Material shown:
----
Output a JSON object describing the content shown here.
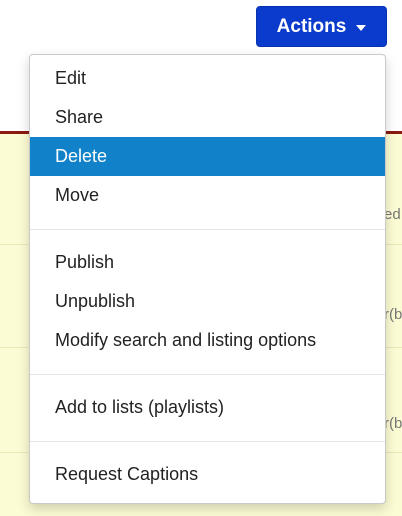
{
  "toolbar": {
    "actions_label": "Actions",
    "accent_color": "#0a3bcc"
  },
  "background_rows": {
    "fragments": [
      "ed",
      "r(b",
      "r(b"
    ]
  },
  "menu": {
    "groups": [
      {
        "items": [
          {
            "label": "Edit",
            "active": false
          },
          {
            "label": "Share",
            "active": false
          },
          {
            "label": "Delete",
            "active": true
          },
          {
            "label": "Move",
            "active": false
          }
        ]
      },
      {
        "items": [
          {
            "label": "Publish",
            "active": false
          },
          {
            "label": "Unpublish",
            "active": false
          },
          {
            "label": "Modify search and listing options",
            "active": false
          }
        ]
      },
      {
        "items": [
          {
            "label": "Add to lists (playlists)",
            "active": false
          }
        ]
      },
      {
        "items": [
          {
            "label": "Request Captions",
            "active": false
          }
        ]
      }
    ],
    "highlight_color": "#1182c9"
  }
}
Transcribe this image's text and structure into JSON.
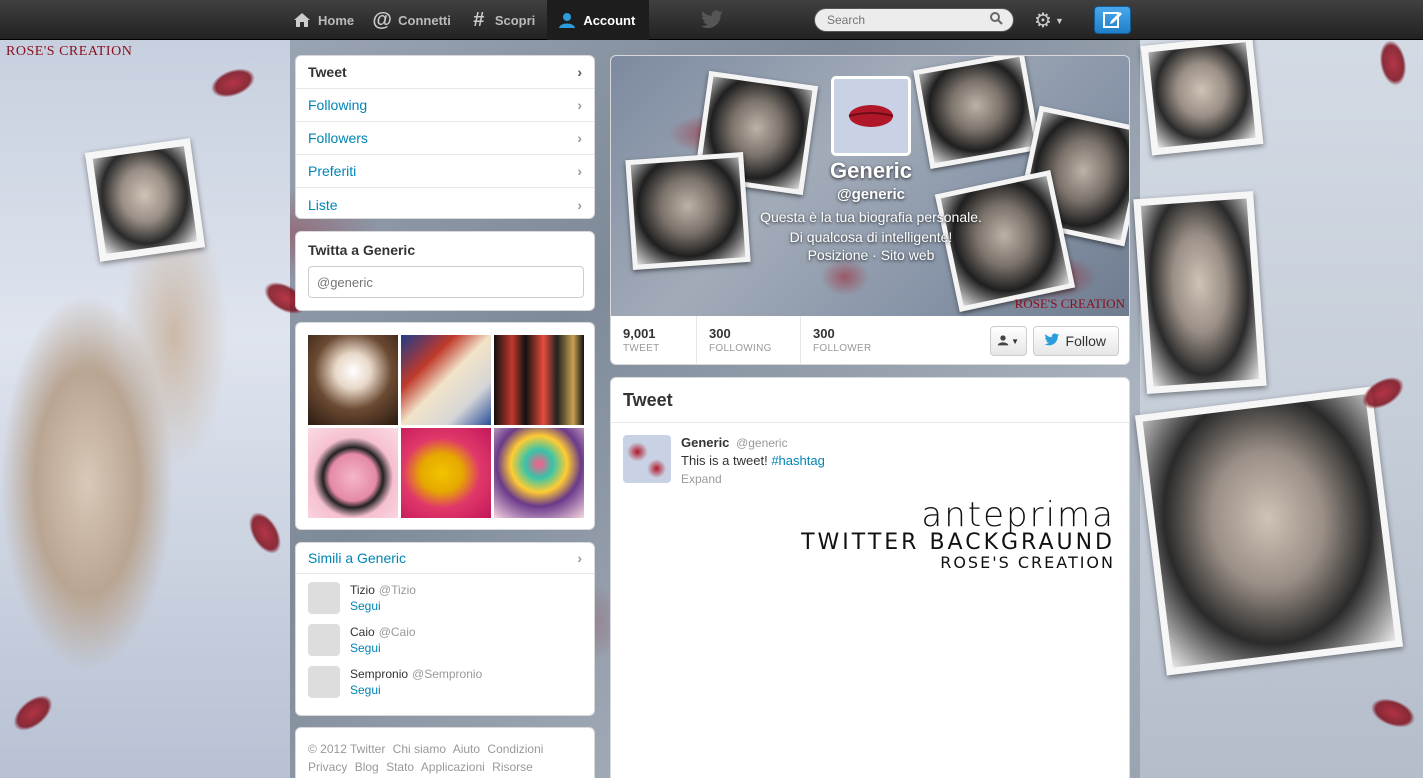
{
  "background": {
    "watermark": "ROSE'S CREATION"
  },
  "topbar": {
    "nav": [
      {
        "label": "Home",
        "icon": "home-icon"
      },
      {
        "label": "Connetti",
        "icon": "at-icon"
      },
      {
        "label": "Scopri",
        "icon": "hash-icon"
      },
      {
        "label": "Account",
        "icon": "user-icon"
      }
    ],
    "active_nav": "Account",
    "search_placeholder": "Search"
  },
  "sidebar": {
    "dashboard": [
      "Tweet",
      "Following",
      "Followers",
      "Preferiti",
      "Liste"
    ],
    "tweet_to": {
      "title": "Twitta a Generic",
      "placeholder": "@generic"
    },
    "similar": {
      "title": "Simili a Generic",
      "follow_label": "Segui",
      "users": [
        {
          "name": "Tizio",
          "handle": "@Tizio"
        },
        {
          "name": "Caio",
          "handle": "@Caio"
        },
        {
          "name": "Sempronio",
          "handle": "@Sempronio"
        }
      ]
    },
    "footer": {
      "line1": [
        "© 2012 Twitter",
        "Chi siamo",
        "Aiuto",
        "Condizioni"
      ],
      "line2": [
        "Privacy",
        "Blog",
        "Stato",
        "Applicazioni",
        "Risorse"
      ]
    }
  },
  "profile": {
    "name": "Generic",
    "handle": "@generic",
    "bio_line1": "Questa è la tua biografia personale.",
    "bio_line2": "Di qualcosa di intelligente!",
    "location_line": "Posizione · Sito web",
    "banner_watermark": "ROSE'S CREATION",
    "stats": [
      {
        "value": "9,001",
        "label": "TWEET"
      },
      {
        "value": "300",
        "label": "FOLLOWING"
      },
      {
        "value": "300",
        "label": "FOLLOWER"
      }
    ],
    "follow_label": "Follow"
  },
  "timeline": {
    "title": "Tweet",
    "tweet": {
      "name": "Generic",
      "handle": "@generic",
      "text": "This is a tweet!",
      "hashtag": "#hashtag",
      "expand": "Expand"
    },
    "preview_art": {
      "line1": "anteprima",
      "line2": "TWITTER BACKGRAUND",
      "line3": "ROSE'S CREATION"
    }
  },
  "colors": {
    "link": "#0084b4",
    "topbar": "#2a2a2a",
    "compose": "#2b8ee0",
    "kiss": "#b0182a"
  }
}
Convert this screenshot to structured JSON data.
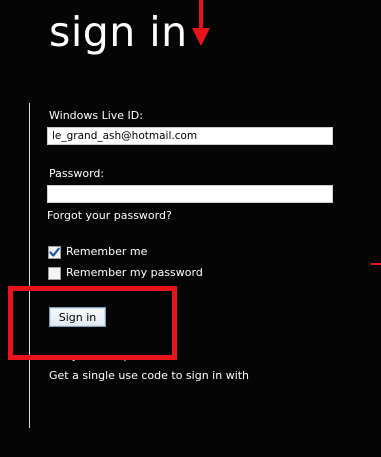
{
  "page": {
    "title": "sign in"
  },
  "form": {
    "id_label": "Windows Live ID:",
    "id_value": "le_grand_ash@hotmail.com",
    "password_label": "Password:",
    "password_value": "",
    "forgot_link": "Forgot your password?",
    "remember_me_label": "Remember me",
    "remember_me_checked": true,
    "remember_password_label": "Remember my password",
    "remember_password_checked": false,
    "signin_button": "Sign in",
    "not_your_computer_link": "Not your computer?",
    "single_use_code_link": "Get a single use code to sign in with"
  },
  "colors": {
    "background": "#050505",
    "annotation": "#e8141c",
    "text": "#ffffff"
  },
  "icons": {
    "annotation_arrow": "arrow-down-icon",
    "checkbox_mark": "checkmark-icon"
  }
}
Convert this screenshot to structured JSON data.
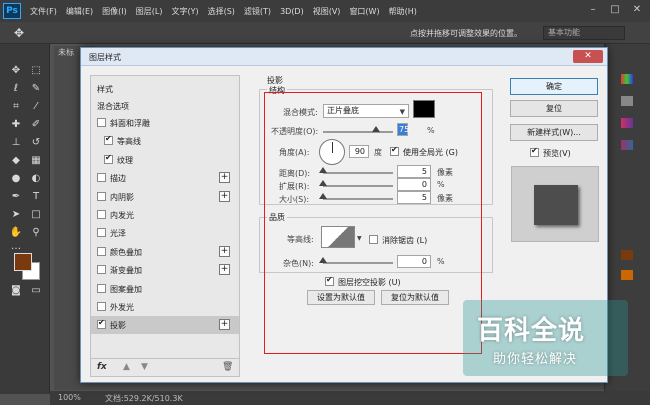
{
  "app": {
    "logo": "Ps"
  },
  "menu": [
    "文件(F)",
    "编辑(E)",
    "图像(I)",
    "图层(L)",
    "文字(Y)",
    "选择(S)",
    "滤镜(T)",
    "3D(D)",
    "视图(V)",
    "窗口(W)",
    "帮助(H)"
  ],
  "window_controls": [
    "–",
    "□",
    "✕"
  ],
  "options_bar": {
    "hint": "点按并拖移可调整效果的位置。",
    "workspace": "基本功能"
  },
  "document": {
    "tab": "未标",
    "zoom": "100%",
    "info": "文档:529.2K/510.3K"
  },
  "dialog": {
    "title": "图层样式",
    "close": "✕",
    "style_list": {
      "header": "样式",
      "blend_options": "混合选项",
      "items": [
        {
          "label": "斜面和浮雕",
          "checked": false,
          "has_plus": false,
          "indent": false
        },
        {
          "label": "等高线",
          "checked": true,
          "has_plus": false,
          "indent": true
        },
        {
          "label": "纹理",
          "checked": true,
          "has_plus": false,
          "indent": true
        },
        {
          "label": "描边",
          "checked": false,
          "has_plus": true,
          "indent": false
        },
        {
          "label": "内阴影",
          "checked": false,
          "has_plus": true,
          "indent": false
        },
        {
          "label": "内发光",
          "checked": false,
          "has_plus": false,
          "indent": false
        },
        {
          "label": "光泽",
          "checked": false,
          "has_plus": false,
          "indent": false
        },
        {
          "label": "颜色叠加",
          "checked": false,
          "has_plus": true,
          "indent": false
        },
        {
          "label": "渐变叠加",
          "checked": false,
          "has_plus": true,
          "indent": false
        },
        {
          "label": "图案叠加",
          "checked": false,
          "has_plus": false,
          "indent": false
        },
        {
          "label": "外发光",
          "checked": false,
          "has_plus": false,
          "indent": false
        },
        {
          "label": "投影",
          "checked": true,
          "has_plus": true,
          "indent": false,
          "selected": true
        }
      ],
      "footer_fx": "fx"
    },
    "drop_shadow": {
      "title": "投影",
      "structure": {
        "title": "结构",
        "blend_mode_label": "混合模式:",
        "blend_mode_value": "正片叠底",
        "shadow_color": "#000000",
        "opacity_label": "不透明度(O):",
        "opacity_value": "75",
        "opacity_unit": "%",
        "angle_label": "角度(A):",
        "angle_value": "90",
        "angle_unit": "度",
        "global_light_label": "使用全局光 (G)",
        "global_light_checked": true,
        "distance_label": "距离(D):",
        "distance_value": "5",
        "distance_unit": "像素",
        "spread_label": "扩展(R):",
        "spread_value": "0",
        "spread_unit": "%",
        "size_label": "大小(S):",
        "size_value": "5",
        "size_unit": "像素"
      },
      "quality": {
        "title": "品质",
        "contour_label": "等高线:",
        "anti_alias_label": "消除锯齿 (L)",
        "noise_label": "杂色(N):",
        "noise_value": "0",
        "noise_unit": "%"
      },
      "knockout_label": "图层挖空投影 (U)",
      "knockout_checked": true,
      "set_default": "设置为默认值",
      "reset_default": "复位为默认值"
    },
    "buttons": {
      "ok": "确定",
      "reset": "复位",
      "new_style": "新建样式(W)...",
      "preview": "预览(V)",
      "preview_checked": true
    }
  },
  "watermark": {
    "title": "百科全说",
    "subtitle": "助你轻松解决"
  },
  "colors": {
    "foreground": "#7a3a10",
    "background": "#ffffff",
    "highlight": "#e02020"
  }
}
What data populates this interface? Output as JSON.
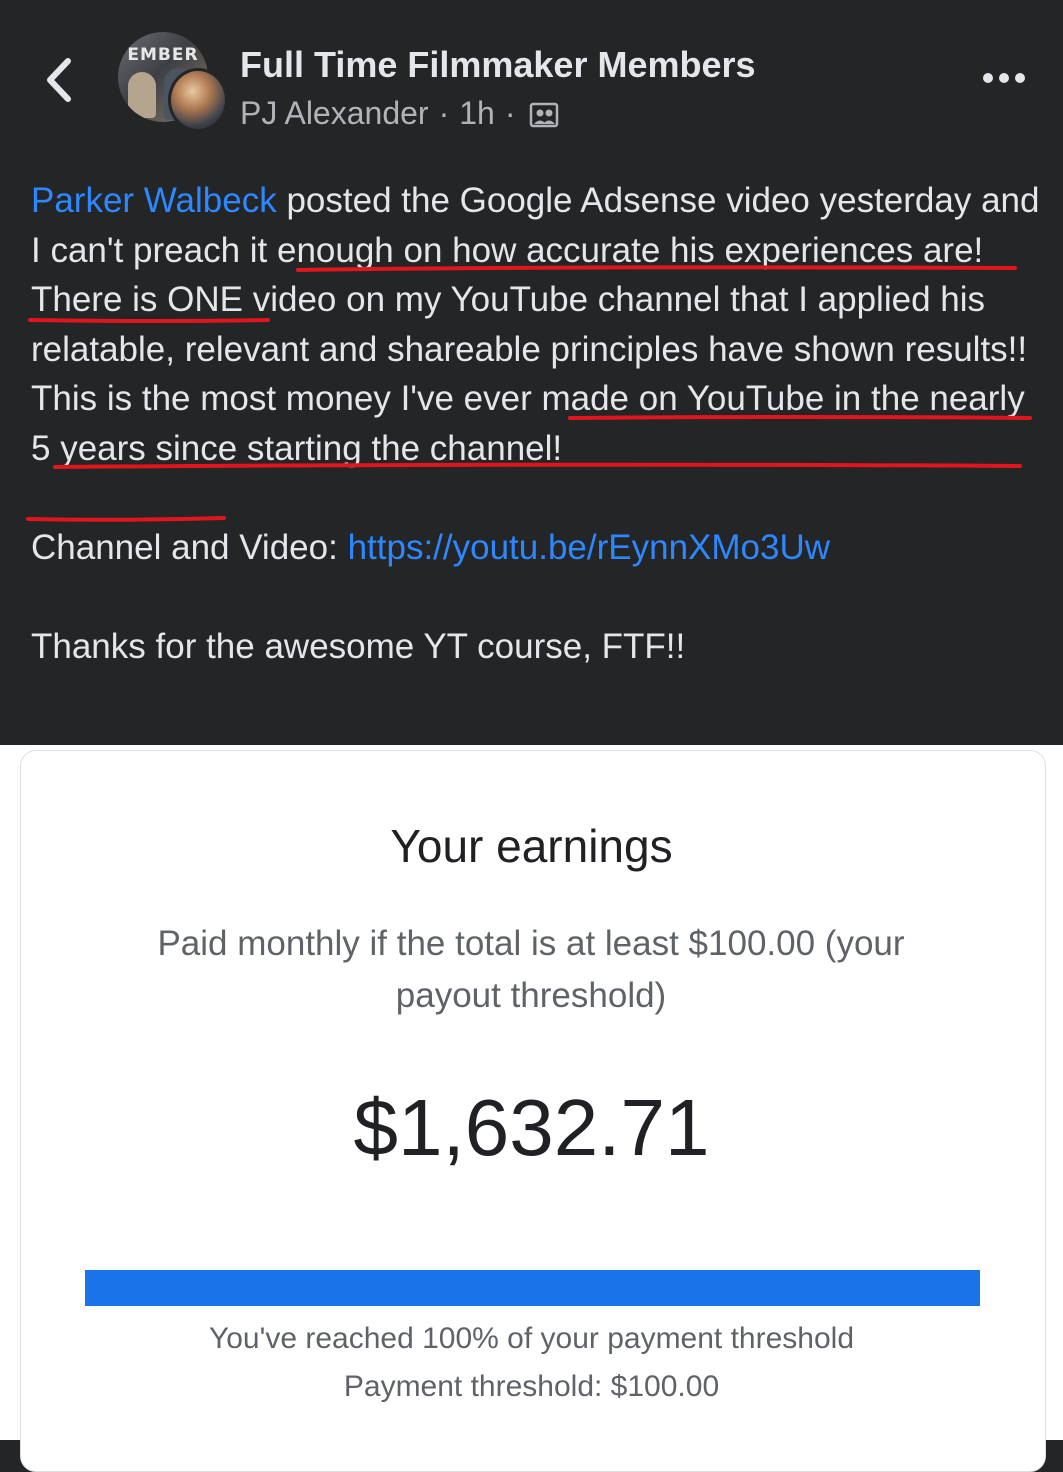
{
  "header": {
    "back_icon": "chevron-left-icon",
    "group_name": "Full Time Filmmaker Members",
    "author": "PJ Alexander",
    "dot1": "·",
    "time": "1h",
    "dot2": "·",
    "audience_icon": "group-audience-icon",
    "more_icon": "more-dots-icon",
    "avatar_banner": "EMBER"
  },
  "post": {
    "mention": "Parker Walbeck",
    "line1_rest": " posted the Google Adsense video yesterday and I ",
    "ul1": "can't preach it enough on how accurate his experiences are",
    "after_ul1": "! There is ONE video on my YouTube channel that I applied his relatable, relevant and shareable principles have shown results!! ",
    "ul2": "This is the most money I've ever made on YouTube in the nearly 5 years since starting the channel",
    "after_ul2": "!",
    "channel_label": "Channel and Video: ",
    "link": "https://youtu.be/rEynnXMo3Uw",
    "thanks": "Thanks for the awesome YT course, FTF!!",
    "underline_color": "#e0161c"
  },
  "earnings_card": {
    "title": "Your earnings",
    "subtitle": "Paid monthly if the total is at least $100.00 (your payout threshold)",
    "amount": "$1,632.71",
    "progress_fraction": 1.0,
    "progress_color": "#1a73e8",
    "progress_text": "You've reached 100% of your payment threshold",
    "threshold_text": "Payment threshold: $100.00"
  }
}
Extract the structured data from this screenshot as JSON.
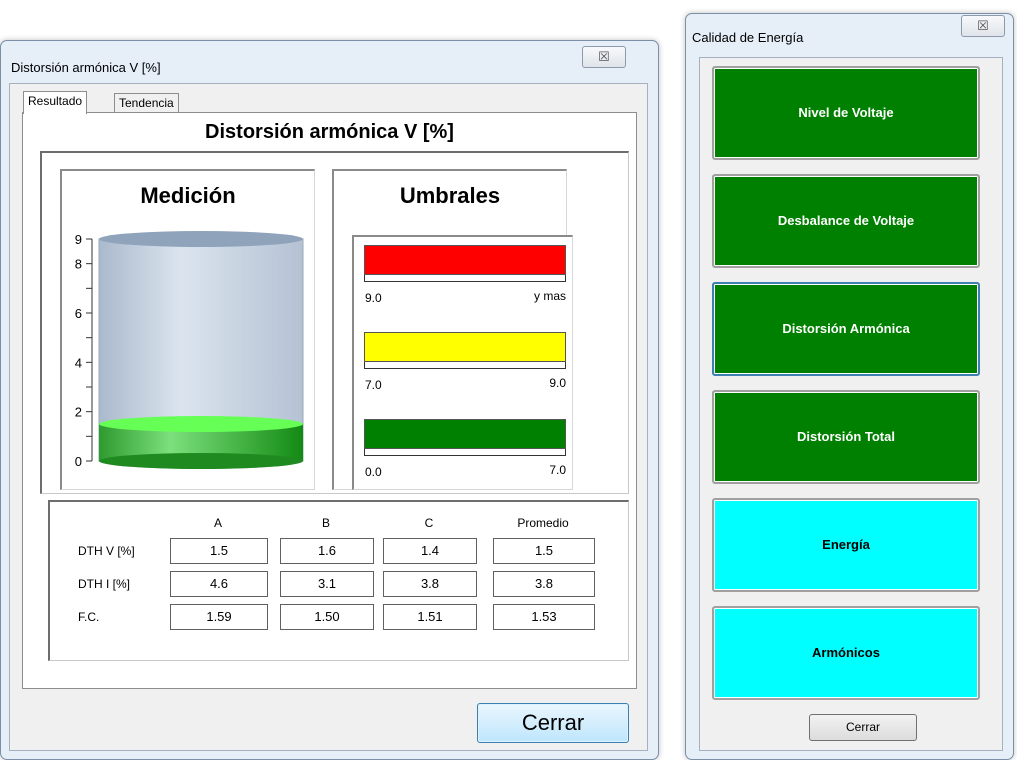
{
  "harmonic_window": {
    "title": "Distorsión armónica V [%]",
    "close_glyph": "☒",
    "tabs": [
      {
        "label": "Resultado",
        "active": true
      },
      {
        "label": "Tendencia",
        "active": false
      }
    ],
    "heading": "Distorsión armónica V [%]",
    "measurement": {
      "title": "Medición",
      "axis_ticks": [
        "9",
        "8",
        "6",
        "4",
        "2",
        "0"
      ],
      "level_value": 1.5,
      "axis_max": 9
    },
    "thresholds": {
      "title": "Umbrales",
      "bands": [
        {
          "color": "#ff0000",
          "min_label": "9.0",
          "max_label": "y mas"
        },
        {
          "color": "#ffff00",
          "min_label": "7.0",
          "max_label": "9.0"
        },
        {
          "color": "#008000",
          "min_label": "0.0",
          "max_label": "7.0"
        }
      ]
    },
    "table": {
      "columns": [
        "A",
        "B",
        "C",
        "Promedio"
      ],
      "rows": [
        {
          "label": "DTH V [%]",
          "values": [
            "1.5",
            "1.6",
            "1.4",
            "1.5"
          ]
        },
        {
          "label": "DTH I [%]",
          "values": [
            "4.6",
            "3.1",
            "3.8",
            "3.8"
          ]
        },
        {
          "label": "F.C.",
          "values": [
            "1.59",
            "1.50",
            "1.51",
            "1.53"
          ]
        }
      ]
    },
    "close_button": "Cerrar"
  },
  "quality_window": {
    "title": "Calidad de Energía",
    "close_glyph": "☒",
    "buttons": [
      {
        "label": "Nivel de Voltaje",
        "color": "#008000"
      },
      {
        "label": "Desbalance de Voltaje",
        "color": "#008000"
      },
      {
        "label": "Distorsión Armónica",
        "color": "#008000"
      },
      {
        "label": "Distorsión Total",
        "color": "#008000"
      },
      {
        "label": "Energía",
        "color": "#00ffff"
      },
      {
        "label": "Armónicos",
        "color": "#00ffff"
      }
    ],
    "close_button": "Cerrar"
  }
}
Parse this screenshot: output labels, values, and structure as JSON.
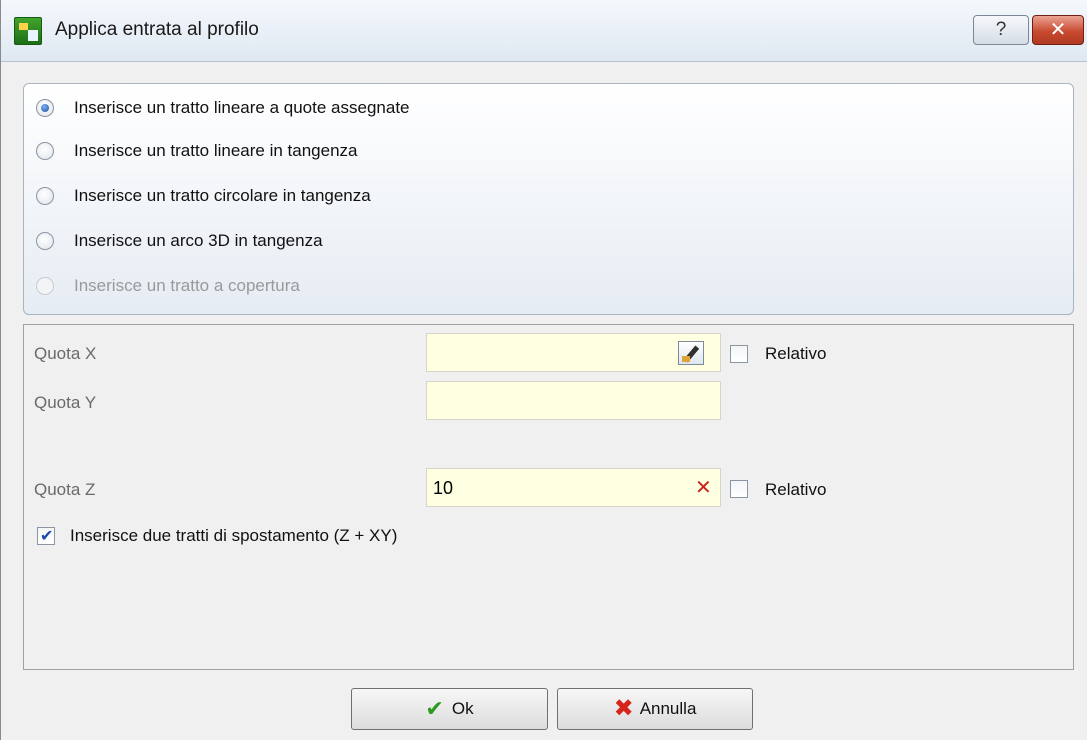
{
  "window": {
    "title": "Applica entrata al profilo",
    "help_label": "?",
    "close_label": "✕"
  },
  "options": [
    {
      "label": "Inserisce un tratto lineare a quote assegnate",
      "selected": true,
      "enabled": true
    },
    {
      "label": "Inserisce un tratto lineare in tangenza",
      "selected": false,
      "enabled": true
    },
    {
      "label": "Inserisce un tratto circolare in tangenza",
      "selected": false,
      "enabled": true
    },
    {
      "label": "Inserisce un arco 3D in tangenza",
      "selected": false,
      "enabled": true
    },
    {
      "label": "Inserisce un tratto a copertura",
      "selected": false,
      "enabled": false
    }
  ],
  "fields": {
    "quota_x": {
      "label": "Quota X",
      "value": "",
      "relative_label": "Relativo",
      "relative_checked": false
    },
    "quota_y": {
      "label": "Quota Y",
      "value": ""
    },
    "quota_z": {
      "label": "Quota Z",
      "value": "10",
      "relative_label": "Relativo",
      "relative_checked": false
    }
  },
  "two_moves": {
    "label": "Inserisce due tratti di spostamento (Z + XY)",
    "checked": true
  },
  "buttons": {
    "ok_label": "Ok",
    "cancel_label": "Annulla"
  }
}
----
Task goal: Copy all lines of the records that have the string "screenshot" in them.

Written response:
Convert this screenshot to structured JSON data.
Convert this screenshot to structured JSON data.
Extract the structured data from this screenshot as JSON.
Parse this screenshot: output labels, values, and structure as JSON.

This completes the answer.